One thing you might not know about hackers is that besides cracking some virtual systems many of them are fond of hacking real world stuff as well. One thing of particular interest for them is naturally locking systems. For instance, lockpicking contests and related talks are a common thing at hacker conferences such as DEF CON or Chaos Communication Congress.
At the recent 32C3 conference in Hamburg, Eric Wustrow, a professor at the University of Colorado, presented a report describing how 3D printers can be used to forge keys. To be precise, for the forgery of keys for pin tumbler locks, which is probably the most common lock system.
Before 3D printing was invented, in order to make a copy of a key one had to be skilled in metalcraft or at least in programming some CNC machine tools. Besides that, restrictions included unavailability of certain blank keys, necessity of physical access to key one wanted to forge and others physical world limitations. Obviously, 3D printing makes everything easier and cheaper, since it transfers some of the problems to digital plane.
But how exactly can a 3D-printed key be used to attack a pin tumbler lock? There are at least three attack models (or as they say in cyber-security world, ‘attack vectors’) this type of locks is vulnerable to.
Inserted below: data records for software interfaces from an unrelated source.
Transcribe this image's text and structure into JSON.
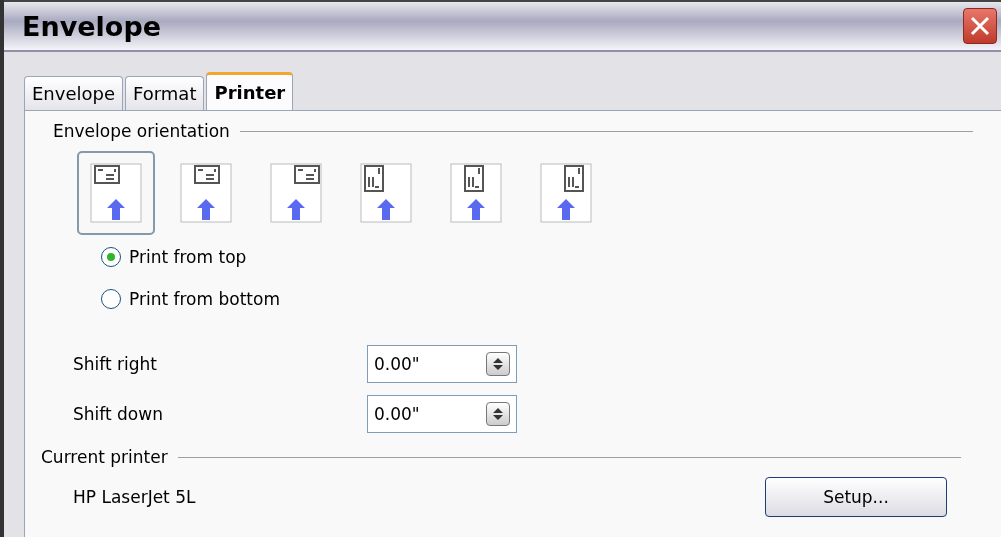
{
  "window": {
    "title": "Envelope"
  },
  "tabs": [
    {
      "label": "Envelope",
      "selected": false
    },
    {
      "label": "Format",
      "selected": false
    },
    {
      "label": "Printer",
      "selected": true
    }
  ],
  "orientation": {
    "heading": "Envelope orientation",
    "options": [
      {
        "kind": "horizontal-left",
        "selected": true
      },
      {
        "kind": "horizontal-center",
        "selected": false
      },
      {
        "kind": "horizontal-right",
        "selected": false
      },
      {
        "kind": "vertical-left",
        "selected": false
      },
      {
        "kind": "vertical-center",
        "selected": false
      },
      {
        "kind": "vertical-right",
        "selected": false
      }
    ],
    "radios": [
      {
        "label": "Print from top",
        "selected": true
      },
      {
        "label": "Print from bottom",
        "selected": false
      }
    ]
  },
  "shifts": [
    {
      "label": "Shift right",
      "value": "0.00\""
    },
    {
      "label": "Shift down",
      "value": "0.00\""
    }
  ],
  "current_printer": {
    "heading": "Current printer",
    "name": "HP LaserJet 5L",
    "button": "Setup..."
  }
}
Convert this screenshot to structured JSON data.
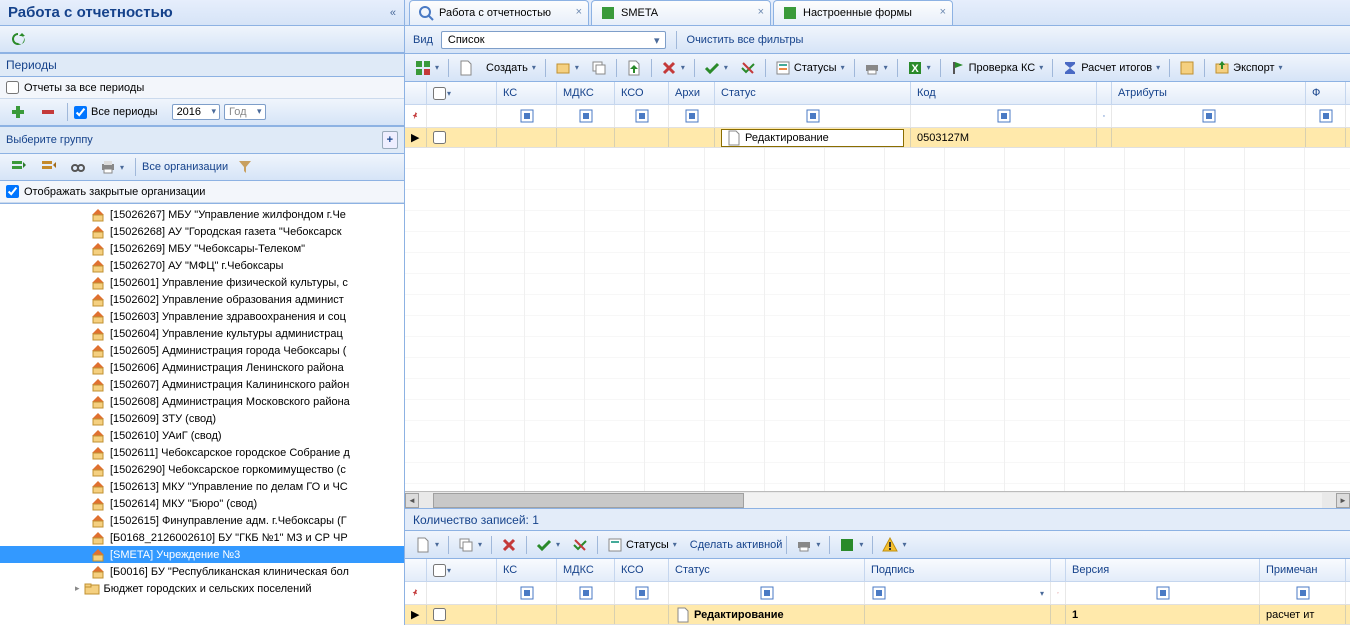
{
  "sidebar": {
    "title": "Работа с отчетностью",
    "periods_label": "Периоды",
    "all_periods_reports": "Отчеты за все периоды",
    "all_periods_check": "Все периоды",
    "year": "2016",
    "god_label": "Год",
    "select_group": "Выберите группу",
    "all_orgs": "Все организации",
    "show_closed": "Отображать закрытые организации"
  },
  "tree": [
    {
      "code": "[15026267]",
      "name": "МБУ \"Управление жилфондом г.Че"
    },
    {
      "code": "[15026268]",
      "name": "АУ \"Городская газета \"Чебоксарск"
    },
    {
      "code": "[15026269]",
      "name": "МБУ \"Чебоксары-Телеком\""
    },
    {
      "code": "[15026270]",
      "name": "АУ \"МФЦ\" г.Чебоксары"
    },
    {
      "code": "[1502601]",
      "name": "Управление физической культуры, с"
    },
    {
      "code": "[1502602]",
      "name": "Управление образования админист"
    },
    {
      "code": "[1502603]",
      "name": "Управление здравоохранения и соц"
    },
    {
      "code": "[1502604]",
      "name": "Управление культуры администрац"
    },
    {
      "code": "[1502605]",
      "name": "Администрация города Чебоксары ("
    },
    {
      "code": "[1502606]",
      "name": "Администрация Ленинского района"
    },
    {
      "code": "[1502607]",
      "name": "Администрация Калининского район"
    },
    {
      "code": "[1502608]",
      "name": "Администрация Московского района"
    },
    {
      "code": "[1502609]",
      "name": "ЗТУ (свод)"
    },
    {
      "code": "[1502610]",
      "name": "УАиГ (свод)"
    },
    {
      "code": "[1502611]",
      "name": "Чебоксарское городское Собрание д"
    },
    {
      "code": "[15026290]",
      "name": "Чебоксарское горкомимущество (с"
    },
    {
      "code": "[1502613]",
      "name": "МКУ \"Управление по делам ГО и ЧС"
    },
    {
      "code": "[1502614]",
      "name": "МКУ \"Бюро\" (свод)"
    },
    {
      "code": "[1502615]",
      "name": "Финуправление адм. г.Чебоксары (Г"
    },
    {
      "code": "[Б0168_2126002610]",
      "name": "БУ \"ГКБ №1\" МЗ и СР ЧР"
    },
    {
      "code": "[SMETA]",
      "name": "Учреждение №3",
      "selected": true
    },
    {
      "code": "[Б0016]",
      "name": "БУ \"Республиканская клиническая бол"
    }
  ],
  "tree_folder": "Бюджет городских и сельских поселений",
  "tabs": [
    {
      "label": "Работа с отчетностью"
    },
    {
      "label": "SMETA"
    },
    {
      "label": "Настроенные формы"
    }
  ],
  "view": {
    "label": "Вид",
    "value": "Список",
    "clear": "Очистить все фильтры"
  },
  "toolbar_main": {
    "create": "Создать",
    "statuses": "Статусы",
    "check": "Проверка КС",
    "calc": "Расчет итогов",
    "export": "Экспорт"
  },
  "grid1": {
    "cols": [
      "",
      "",
      "КС",
      "МДКС",
      "КСО",
      "Архи",
      "Статус",
      "Код",
      "",
      "Атрибуты",
      "Ф"
    ],
    "row": {
      "status": "Редактирование",
      "code": "0503127М"
    }
  },
  "record_count": "Количество записей: 1",
  "toolbar2": {
    "statuses": "Статусы",
    "make_active": "Сделать активной"
  },
  "grid2": {
    "cols": [
      "",
      "",
      "КС",
      "МДКС",
      "КСО",
      "Статус",
      "Подпись",
      "",
      "Версия",
      "Примечан"
    ],
    "row": {
      "status": "Редактирование",
      "version": "1",
      "note": "расчет ит"
    }
  }
}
First of all, it’s teleduplication of a key. Modern cameras’ sensors have huge resolutions, so even bad digital photo can contain more than enough information to make a 3D model of a key and print a replica. Moreover, modern telescopic lenses are so good (and relatively affordable), that this picture can be shot from a very impressive distance.
Second attack model is lock bumping, a technique that involves using a specially crafted bump key with deep cuts and some sleight of hand. It turns out, that plastic 3D printed bump keys can be even a better choice than the metal ones, since plastic transmits a knock better, bumping makes less noise, and risk of damaging the lock is reduced. And of course making a 3D model and printing a plastic key is way less complex than messing with metalcraft.
The third scenario is probably the most interesting one: it is aimed towards master key systems and thus called by Wurstow ‘Privilege escalation’ resembling computer hacking technique of the same name. The core idea of master key systems widely used by organizations is to make a lock ‘compatible’ with two different keys at once. To achieve that, locks manufacturers use two sets of pins inside a lock. Usually the so-called master key is in turn compatible with several locks, because one of the pin sets in them is made identical.
The problem is, that the sets of pins are not completely independent. If the attackers have a regular key which opens one of locks in question, they can modify one of its cuts and try to open the lock. If it doesn’t work, they need to modify the cut again, and keep modifying it until the alternative, ‘master key pin’ is in place and the lock is opened. All the other cuts are correct for this particular door, because they still conform to the ‘regular’ pins.
In such a way, one by one, attacker can modify all the cuts and get a master key that opens every door as a result. In this case 3D-printing could be especially helpful to the attacker since this scenario involves a lot of attempts and each of them requires a new modified key sample.
But are 3D-printed keys that good to work in real life? As a study shows, not all the substances used in 3D-printing are strong enough, some of them are too flexible, some of them are too fragile. But there certainly are some substances suitable for keys forgery. Moreover, for those who are not sure whether plastic will stand it or not, there are certain 3D-printing services which offer printing in metals such as brass, steel or even titanium.
It is worth mentioning that 3D printed keys are not just a theoretical problem. The software for key forgery with 3D-printing technology is already in the wild, so are the 3D printers themselves. The most obvious case is TSA master keys leak. Several months ago someone has posted an image with TSA keys set on the web — 3D printable models followed immediately. And now anyone can download them and print their very own set of ‘Approved Luggage Locks’ keys.
— Business Insider (@businessinsider) September 11, 2015
So, what can we do to defend? Probably, the good way of thinking about this cyber-physical issue is to implement the same strategy that people use to protect IT systems. You can think of your keys as of real-world passwords and treat them accordingly. Thus we come to several simple rules that won’t secure your lock for 100%, but at least will impede the attack enough to make the attacker rather go away:
— Kaspersky Lab (@kaspersky) December 22, 2015
1. Don’t use simple ‘passwords’. As you can see, common pin tumbler locks are rather weak and vulnerable, not exactly like ‘123456’ or ‘john1975’, but pretty close to it. If you need better protection, choose more complex lock systems.
2. Use ‘two-step authentication’. Two locks of different types could work much better than the only one lock.
3. Don’t expose your ‘passwords’. Keep your keys off from cameras and of course never post photos of your keys online. Even a bad photo could be enough to 3D-replicate your key.
4. Master-keys are pretty much like ‘backdoors’ at your organisation’s door locks. Avoid using such systems in critical rooms’ and areas’ doors.
5. It won’t hurt to use a security solution: alarm systems can protect you from burglary if attackers are persistent enough to overpass all above mentioned security means.